The Yukon-Kuskokwim Delta in Alaska, home to breeding Black Turnstone, and Kachemak Bay, Alaska, an area used by many turnstones in spring and autumn, have both been included in the Western Hemisphere Shorebird Reserve Network (http://www.manomet.org/WHSRN/Sitesmap.htm). One of Black Turnstone's primary spring staging areas, Montague Island, Alaska, has also been nominated for inclusion in the network. The restoration of kelp beds off the coast of Palos Verde Peninsula in California has been associated with increased numbers of wintering Black Turnstone in that area.
What Can You Do?
Audubon's Important Bird Area program is a vital tool for the conservation of Black Turnstone as well as other species. To learn more about the Important Bird Areas program and how you can help, visit: http://www.audubon.org/bird/iba/.

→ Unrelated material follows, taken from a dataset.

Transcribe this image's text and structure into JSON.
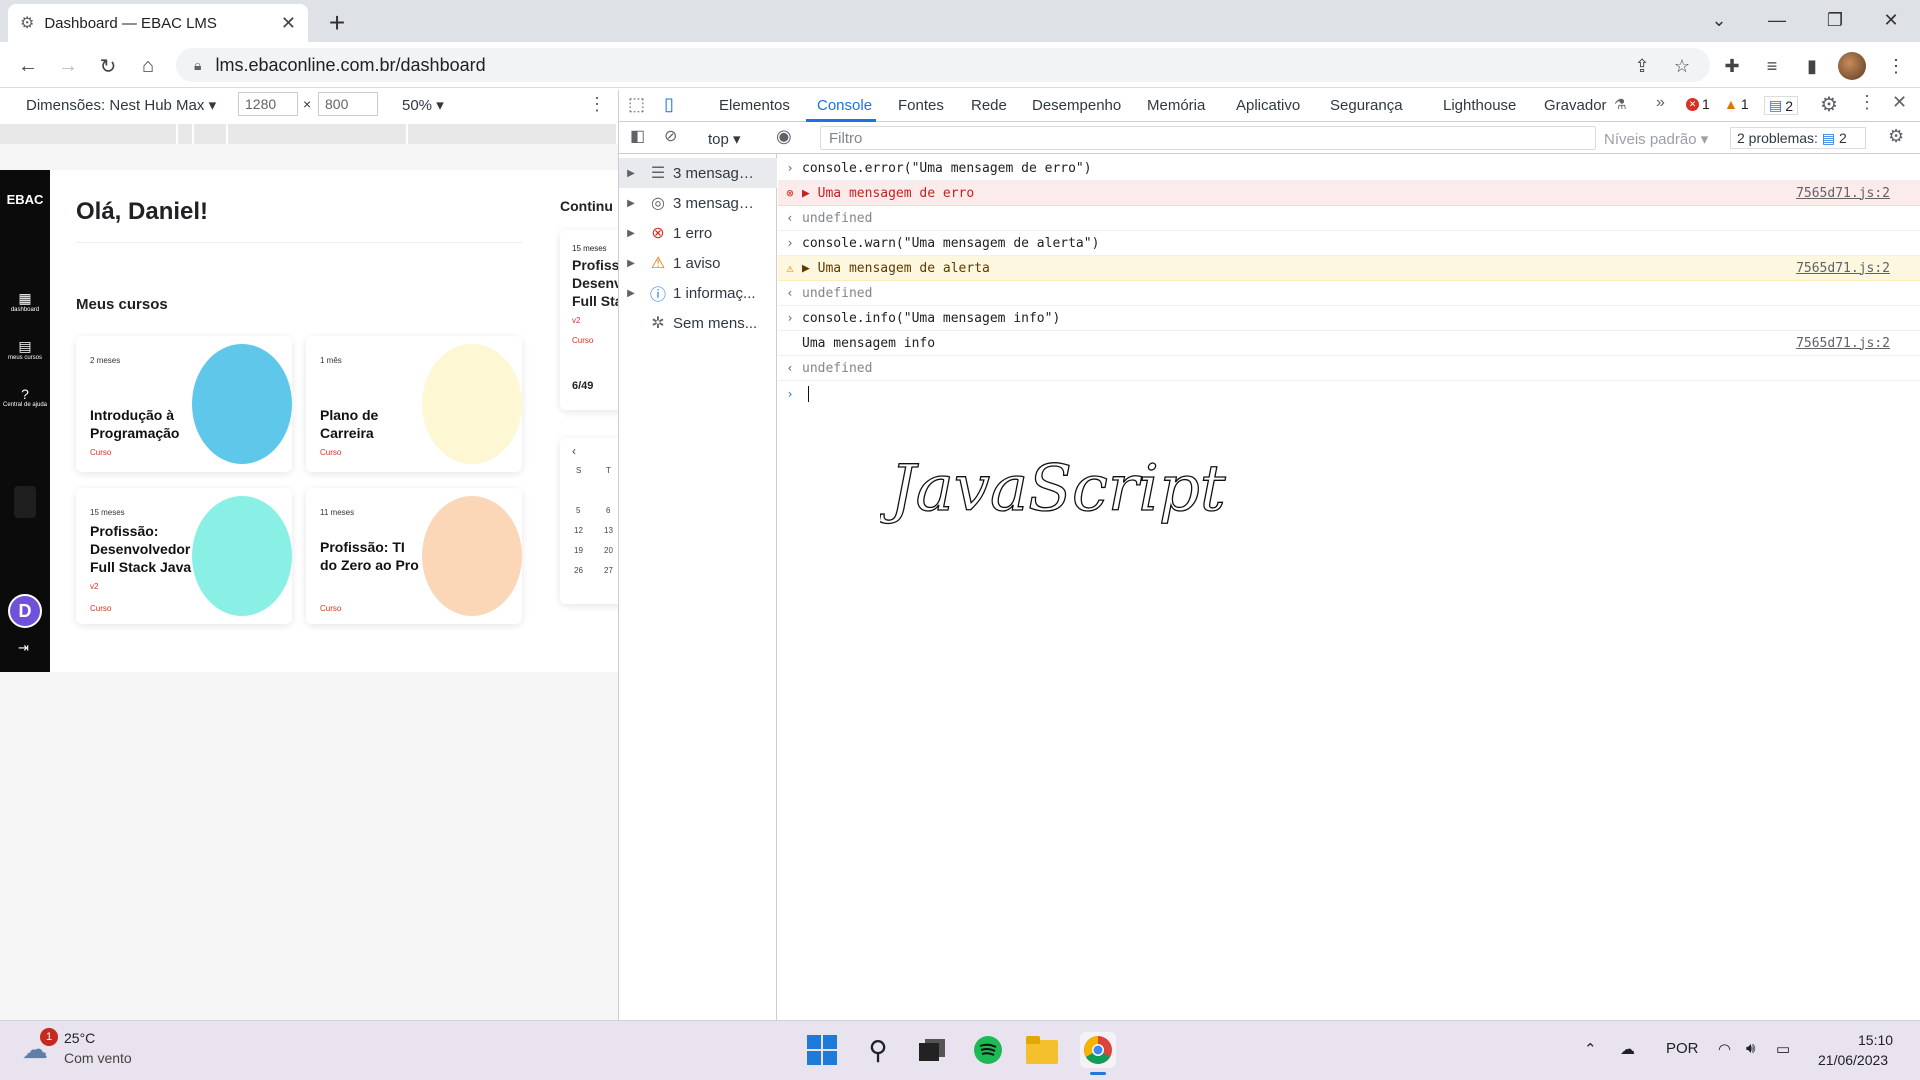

Information on where Black Turnstones occur and in what numbers is vital to conserving the species. Help in monitoring this and other species by reporting your sightings to eBird. A project of Audubon and the Cornell Lab of Ornithology, eBird is the world's first comprehensive on-line bird monitoring program: http://www.audubon.org/bird/ebird/index.html.
Volunteers are crucial to the success of programs that monitor the long-term status of wintering populations of Black Turnstone and other bird species. Audubon's Christmas Bird Count (CBC) is one of the longest-running citizen-science monitoring programs in the world and has helped to follow changes in the numbers and distribution of Black Turnstone. To learn more about the CBC and how you can participate, visit: http://www.audubon.org/bird/cbc.
Brown, S., C. Hickey, B. Harrington, and R. Gill, eds. 2001. The U.S. Shorebird Conservation Plan, 2nd ed. Manomet Center for Conservation Sciences, Manomet, MA.
Handel, C. M., and R. E. Gill. 2001. Black Turnstone. (Arenaria melanocephala). In The Birds of North America, No. 585 (A. Poole and F. Gill, eds.). The Birds of North America, Inc., Philadelphia, PA.
Hayman, P., J. Marchant, and T. Prater. 1986. Shorebirds, An Identification Guide. Houghton Mifflin
Kaufman, Kenn. 1996. Lives of North American Birds. Houghton Mifflin Company, New York.